▶ **Problem**: The answer must consist of each line below that contains the word "Panes", copied in full.

Records from a collection:
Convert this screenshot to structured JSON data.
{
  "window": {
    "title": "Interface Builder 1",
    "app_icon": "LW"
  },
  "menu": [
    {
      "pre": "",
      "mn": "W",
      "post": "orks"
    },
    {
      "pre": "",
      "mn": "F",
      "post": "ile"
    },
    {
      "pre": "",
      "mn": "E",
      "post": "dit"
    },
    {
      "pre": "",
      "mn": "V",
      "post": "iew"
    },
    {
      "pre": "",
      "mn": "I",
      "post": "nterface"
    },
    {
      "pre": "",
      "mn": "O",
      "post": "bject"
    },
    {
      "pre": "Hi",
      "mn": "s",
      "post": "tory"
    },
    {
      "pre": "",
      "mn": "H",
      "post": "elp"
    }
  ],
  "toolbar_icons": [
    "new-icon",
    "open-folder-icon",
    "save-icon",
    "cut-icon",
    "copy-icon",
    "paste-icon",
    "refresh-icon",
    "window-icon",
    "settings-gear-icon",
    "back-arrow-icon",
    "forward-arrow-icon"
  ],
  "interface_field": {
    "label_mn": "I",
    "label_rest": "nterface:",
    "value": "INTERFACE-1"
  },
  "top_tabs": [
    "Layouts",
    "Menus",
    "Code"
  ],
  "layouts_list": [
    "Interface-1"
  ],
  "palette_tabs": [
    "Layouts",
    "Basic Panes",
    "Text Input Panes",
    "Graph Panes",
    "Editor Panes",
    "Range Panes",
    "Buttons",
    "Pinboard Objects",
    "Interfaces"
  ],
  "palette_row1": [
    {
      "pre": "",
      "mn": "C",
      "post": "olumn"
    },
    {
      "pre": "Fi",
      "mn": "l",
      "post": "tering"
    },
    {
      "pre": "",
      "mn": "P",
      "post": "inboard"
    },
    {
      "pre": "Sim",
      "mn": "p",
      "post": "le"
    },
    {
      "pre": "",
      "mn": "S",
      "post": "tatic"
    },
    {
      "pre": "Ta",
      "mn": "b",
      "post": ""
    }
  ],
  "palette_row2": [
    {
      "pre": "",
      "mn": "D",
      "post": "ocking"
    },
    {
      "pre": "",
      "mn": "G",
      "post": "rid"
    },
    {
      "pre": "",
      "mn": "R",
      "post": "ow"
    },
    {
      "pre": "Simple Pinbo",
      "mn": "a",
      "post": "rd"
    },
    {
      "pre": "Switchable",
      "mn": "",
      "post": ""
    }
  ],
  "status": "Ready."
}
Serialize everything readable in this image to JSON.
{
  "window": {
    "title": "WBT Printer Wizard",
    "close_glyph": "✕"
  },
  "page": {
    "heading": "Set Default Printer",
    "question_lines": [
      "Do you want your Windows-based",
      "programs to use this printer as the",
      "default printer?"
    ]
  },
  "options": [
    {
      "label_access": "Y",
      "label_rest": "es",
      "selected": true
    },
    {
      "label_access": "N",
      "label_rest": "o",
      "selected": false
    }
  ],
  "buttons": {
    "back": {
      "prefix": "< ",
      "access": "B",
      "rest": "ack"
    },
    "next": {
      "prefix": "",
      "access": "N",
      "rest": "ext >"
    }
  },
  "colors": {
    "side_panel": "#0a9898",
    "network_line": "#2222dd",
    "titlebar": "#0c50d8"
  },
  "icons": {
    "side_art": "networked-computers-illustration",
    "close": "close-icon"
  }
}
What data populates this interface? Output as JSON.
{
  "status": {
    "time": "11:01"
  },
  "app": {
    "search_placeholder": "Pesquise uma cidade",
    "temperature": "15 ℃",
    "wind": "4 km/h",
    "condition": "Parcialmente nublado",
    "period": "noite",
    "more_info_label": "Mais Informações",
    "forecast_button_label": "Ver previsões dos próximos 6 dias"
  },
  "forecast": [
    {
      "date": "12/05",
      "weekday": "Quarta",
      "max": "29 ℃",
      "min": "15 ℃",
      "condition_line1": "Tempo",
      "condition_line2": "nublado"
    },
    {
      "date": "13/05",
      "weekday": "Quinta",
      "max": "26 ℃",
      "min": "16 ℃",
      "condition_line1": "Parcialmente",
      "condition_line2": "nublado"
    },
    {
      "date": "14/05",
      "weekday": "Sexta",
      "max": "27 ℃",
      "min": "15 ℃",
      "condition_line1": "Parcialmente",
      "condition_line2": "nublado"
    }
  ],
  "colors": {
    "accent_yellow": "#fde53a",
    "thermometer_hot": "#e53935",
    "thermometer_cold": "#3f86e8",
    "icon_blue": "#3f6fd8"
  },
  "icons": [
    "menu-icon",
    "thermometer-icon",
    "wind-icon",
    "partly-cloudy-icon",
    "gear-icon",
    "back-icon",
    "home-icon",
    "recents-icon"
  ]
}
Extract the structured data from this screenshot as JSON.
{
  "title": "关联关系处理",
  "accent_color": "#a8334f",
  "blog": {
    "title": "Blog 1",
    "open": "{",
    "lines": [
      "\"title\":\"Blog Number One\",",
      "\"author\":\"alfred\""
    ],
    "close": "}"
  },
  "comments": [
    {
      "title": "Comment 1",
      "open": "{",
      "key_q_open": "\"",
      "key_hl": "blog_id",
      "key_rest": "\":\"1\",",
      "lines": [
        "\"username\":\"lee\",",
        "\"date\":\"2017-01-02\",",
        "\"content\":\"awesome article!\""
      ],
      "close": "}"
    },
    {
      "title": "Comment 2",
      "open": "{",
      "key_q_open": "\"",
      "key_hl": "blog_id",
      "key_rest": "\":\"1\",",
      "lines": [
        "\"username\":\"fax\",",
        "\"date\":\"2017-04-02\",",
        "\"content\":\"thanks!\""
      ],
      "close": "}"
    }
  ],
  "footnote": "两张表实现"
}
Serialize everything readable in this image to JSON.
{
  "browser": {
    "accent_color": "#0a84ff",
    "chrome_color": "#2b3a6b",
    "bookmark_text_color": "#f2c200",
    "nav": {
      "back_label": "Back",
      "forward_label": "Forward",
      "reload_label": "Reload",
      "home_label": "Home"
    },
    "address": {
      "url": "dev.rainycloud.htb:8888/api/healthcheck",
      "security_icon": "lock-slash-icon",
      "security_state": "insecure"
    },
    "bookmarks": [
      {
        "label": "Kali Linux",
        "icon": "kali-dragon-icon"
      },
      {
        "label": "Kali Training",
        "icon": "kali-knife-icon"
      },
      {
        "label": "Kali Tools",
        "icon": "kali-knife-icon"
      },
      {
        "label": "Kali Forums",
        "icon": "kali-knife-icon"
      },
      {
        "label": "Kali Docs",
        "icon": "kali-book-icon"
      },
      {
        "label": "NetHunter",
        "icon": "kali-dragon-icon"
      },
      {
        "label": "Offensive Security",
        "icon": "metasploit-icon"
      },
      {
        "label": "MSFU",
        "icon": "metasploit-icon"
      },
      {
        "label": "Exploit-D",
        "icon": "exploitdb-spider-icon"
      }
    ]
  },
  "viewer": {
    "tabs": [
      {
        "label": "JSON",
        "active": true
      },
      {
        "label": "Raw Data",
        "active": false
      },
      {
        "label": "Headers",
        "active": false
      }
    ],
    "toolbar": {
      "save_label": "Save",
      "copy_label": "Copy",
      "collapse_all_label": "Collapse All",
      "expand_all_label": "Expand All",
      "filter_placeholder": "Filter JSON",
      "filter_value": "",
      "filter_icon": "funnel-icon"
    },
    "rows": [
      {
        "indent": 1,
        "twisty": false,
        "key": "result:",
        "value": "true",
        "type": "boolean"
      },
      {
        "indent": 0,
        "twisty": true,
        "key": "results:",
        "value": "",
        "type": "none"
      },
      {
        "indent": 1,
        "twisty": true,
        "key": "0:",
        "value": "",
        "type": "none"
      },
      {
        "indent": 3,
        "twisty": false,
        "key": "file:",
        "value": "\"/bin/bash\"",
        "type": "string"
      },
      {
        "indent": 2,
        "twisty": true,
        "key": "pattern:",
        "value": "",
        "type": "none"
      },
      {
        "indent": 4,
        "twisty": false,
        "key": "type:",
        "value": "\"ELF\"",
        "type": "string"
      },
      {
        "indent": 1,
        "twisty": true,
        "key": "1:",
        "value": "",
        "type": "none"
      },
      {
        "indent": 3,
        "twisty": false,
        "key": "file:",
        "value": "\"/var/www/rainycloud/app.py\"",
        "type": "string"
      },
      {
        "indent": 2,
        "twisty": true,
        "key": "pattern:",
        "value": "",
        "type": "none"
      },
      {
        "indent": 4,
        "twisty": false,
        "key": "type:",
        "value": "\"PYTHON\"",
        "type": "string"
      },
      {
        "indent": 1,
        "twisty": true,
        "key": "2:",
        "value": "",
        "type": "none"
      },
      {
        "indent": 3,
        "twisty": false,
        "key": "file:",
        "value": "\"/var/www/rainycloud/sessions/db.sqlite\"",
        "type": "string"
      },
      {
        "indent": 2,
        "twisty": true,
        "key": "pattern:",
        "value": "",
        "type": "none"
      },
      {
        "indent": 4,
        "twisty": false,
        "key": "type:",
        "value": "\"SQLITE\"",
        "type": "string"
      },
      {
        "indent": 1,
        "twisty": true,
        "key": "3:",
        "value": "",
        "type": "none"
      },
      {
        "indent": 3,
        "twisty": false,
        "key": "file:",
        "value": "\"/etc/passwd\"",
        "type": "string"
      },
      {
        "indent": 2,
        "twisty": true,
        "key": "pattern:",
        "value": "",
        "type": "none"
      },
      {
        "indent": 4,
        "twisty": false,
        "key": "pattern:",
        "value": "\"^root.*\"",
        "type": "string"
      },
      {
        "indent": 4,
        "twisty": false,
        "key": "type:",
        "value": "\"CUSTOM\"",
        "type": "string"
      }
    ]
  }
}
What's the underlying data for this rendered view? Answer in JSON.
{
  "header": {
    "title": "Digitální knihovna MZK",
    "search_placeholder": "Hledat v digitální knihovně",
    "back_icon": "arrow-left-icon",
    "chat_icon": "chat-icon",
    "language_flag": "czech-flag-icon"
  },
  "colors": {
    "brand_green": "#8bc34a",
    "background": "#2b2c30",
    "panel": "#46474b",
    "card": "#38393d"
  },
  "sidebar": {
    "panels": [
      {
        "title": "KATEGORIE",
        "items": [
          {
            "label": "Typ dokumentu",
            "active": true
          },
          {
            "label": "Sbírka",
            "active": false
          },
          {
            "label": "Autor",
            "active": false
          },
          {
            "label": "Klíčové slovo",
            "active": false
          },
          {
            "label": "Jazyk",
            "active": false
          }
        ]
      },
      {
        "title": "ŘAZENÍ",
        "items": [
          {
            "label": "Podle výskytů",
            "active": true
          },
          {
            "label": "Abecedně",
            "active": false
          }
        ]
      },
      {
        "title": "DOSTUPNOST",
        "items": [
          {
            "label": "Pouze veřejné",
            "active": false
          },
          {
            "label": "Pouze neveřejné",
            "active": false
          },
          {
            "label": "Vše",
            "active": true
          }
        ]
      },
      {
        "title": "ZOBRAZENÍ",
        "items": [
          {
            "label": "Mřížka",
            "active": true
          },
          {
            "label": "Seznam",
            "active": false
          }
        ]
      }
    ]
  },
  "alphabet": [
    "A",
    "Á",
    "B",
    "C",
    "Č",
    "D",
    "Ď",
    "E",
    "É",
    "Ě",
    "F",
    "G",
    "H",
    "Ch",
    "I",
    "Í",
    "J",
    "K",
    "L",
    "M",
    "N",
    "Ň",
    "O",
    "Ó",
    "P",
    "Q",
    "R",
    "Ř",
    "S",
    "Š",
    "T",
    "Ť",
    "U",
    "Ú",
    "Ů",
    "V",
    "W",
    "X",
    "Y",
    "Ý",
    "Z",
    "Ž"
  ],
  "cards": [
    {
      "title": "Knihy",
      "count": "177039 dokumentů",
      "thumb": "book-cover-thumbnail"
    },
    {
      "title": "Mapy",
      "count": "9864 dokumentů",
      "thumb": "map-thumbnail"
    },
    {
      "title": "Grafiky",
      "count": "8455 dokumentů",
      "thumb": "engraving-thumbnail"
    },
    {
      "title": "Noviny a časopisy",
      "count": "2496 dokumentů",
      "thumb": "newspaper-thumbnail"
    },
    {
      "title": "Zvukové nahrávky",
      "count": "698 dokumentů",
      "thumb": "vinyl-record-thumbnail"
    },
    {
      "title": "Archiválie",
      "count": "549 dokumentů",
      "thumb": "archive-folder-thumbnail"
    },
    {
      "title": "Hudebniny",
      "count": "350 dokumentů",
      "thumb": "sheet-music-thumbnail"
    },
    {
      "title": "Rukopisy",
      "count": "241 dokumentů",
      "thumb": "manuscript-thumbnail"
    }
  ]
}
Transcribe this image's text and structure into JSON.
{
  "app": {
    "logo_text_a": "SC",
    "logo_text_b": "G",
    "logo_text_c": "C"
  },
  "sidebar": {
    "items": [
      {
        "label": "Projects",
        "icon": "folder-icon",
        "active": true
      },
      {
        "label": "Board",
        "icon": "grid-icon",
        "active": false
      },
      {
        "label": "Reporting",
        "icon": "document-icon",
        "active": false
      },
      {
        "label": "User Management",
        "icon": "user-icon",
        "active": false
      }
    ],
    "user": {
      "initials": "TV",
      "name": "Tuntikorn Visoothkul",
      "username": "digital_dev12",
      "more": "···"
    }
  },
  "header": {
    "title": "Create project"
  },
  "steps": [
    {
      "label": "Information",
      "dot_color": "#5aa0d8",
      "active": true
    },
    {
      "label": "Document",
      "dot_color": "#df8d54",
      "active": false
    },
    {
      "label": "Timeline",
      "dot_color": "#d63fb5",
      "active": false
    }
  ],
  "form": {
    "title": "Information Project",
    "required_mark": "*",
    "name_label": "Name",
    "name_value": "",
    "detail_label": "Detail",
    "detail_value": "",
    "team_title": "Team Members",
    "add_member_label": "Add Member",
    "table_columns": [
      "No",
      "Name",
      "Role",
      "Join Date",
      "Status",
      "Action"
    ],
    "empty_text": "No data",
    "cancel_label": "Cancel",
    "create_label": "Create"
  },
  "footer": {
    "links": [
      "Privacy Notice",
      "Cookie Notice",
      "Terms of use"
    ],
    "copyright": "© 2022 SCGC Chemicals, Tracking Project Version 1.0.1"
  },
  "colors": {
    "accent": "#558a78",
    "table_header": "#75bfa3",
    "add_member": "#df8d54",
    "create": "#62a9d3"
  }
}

▶ **Answer for the task**:
    "Basic Panes",
    "Text Input Panes",
    "Graph Panes",
    "Editor Panes",
    "Range Panes",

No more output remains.